You’ll also want to take a look at the term lengths the lender offers. For personal loans, the term lengths usually range between two and seven years. With a $100,000 loan, you’ll likely choose a term on the longer side, since the monthly payments might not fit your budget otherwise. It’s important to realize, however, that the longer you take to pay back the loan, the more interest you’ll end up paying. Most lenders offer lower interest rates for shorter repayment terms.
3. Monthly payments To protect your credit score, you’ll want to research payment options, and the number of your monthly payments can have a direct impact. Your payment will depend on the length of your loan. A longer-term will result in lower monthly payments. It will also result in ultimately paying a higher amount during repayment.
4. Total cost According to the federal Truth in Lending Act, banks, credit unions, and online lenders must provide you with the total cost of the loan during the application process. This number can help you compare lenders and offers. It will include the total charge for financing, such as interest and fees. It will also break down the principal and interest for all of your payments over the term.

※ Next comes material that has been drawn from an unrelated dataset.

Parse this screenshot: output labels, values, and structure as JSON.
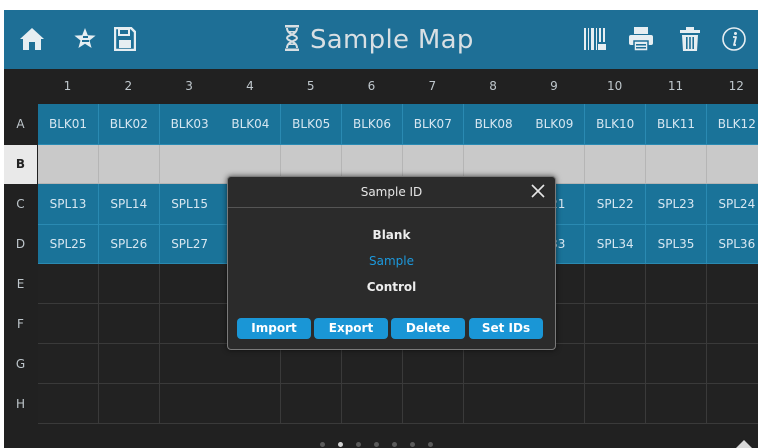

Loan calculators can be useful tools when determining your financial goals. Use Credible’s personal loan calculator to estimate your monthly payments to ensure you're choosing the best repayment term for you.
How can I get a loan after being denied?
In the case that your application is denied, the lender will likely offer a reason, and this information can be helpful for the future.
If your credit score wasn’t high enough, for example, take steps to improve it by avoiding late payments. Also, check that your credit report doesn’t include incorrect information. According to the Federal Trade Commission, one in five people has an error on their credit report. If you find a mistake, disputing it and getting any misinformation removed can improve your credit score.
Lenders also like borrowers to have a debt utilization ratio of less than 30 percent. This number is the percent of credit you are currently using compared to the total amount available. If you were denied a $100,000 personal loan, you may want to pay down debt to lower your debt utilization ratio.
Finally, you may decide to apply for a smaller loan. Your options for finding lenders will increase, and the requirements may not be as strict.
What personal loan mistakes should I avoid?
Before you sign on the dotted line, carefully read the conditions of the loan. Competitive rates and term lengths vary, so be sure to shop around and know what you’re getting into. And watch out for scams. Check the lender’s reputation as well as customer reviews by visiting the Consumer Financial Protection Bureau and Better Business Bureau websites.
Also, know what you’re getting into by asking about any costs or fees that will be assessed with the personal loan beyond its interest rate. Some lenders charge origination fees, which can range from one to eight percent. Others may charge early repayment or late payment fees.
Large personal loans are possible if you are a qualified borrower. By knowing where to look and what to expect, you increase your chances of being approved and getting the funds you need to meet your personal finance goals.
If you're having difficulty choosing a personal loan, consider reaching out to a financial advisor.